§ What the task requires
Look at each line below and tally those holding "output"; answer with that figure and nothing else.

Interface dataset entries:
========
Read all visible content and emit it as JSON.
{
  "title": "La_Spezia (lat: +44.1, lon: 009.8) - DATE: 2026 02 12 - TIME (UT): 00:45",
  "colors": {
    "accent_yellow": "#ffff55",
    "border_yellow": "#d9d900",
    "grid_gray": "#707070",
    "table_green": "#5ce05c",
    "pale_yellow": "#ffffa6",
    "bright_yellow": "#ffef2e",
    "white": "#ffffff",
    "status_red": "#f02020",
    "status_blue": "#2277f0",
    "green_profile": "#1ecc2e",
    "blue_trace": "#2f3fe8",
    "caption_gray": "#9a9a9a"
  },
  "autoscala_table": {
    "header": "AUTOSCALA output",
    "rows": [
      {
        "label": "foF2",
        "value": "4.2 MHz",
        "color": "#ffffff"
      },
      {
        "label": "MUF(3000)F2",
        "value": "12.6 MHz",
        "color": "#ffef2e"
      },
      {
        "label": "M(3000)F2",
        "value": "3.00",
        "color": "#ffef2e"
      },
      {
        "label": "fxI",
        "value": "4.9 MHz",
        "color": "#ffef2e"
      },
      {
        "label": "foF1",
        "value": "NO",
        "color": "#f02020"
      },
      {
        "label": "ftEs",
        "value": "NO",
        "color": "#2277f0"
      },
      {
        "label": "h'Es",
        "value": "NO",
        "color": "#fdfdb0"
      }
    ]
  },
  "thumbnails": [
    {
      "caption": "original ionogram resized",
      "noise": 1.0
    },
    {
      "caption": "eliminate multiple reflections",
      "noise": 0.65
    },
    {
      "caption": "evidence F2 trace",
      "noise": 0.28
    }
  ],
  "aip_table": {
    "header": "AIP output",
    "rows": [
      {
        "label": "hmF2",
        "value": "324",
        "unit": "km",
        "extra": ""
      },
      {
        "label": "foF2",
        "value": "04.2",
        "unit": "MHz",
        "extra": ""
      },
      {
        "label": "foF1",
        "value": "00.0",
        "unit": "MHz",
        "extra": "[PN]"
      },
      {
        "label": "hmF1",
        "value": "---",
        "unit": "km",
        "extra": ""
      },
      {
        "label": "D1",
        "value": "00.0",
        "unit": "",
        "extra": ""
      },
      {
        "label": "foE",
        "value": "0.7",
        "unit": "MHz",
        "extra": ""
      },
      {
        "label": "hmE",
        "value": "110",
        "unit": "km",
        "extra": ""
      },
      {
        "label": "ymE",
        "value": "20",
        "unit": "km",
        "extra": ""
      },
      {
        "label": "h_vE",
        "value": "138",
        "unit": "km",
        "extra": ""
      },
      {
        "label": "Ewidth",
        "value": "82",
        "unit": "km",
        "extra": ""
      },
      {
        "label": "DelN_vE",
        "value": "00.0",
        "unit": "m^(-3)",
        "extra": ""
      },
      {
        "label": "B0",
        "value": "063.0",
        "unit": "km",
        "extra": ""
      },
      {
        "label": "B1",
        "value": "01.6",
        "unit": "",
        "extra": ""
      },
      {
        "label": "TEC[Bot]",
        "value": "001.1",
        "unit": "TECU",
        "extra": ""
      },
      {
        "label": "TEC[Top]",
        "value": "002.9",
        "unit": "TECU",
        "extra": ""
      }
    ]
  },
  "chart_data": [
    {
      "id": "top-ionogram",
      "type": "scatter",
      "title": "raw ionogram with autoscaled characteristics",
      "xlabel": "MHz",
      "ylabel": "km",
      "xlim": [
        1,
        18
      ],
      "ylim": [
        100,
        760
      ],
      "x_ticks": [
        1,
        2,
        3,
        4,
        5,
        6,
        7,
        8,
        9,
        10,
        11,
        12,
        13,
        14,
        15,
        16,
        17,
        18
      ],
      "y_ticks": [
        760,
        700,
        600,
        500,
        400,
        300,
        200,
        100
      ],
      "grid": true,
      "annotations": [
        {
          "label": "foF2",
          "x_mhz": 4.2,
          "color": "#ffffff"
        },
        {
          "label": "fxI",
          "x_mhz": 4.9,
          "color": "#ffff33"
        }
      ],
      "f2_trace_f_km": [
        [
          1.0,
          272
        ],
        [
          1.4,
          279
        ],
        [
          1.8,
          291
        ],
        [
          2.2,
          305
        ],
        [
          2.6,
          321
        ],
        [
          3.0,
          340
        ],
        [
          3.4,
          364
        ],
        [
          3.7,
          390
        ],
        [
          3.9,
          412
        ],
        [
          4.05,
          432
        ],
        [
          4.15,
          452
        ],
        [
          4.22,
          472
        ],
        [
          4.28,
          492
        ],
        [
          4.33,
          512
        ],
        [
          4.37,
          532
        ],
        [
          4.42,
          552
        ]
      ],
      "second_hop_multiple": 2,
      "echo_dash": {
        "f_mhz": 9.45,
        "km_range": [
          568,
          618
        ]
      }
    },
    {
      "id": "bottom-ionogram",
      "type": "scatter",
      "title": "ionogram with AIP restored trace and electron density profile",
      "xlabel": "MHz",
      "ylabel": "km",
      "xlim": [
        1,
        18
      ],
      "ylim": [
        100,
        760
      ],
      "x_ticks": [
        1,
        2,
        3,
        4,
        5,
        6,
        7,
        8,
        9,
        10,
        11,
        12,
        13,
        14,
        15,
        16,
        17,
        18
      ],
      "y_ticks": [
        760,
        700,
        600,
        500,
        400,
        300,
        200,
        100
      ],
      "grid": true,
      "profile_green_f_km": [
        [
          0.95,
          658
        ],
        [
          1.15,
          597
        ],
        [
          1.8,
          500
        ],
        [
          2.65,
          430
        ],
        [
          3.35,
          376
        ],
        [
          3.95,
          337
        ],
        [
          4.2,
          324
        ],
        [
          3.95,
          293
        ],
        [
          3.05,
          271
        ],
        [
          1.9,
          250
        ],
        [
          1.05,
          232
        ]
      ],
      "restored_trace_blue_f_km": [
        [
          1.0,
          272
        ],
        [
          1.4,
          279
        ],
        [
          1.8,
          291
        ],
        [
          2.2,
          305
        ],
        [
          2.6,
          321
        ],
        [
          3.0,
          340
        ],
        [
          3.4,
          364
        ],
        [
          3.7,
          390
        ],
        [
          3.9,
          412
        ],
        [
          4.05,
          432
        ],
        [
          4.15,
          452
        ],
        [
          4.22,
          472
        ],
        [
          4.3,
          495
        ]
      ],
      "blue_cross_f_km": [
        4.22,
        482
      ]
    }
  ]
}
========
§ Task response
2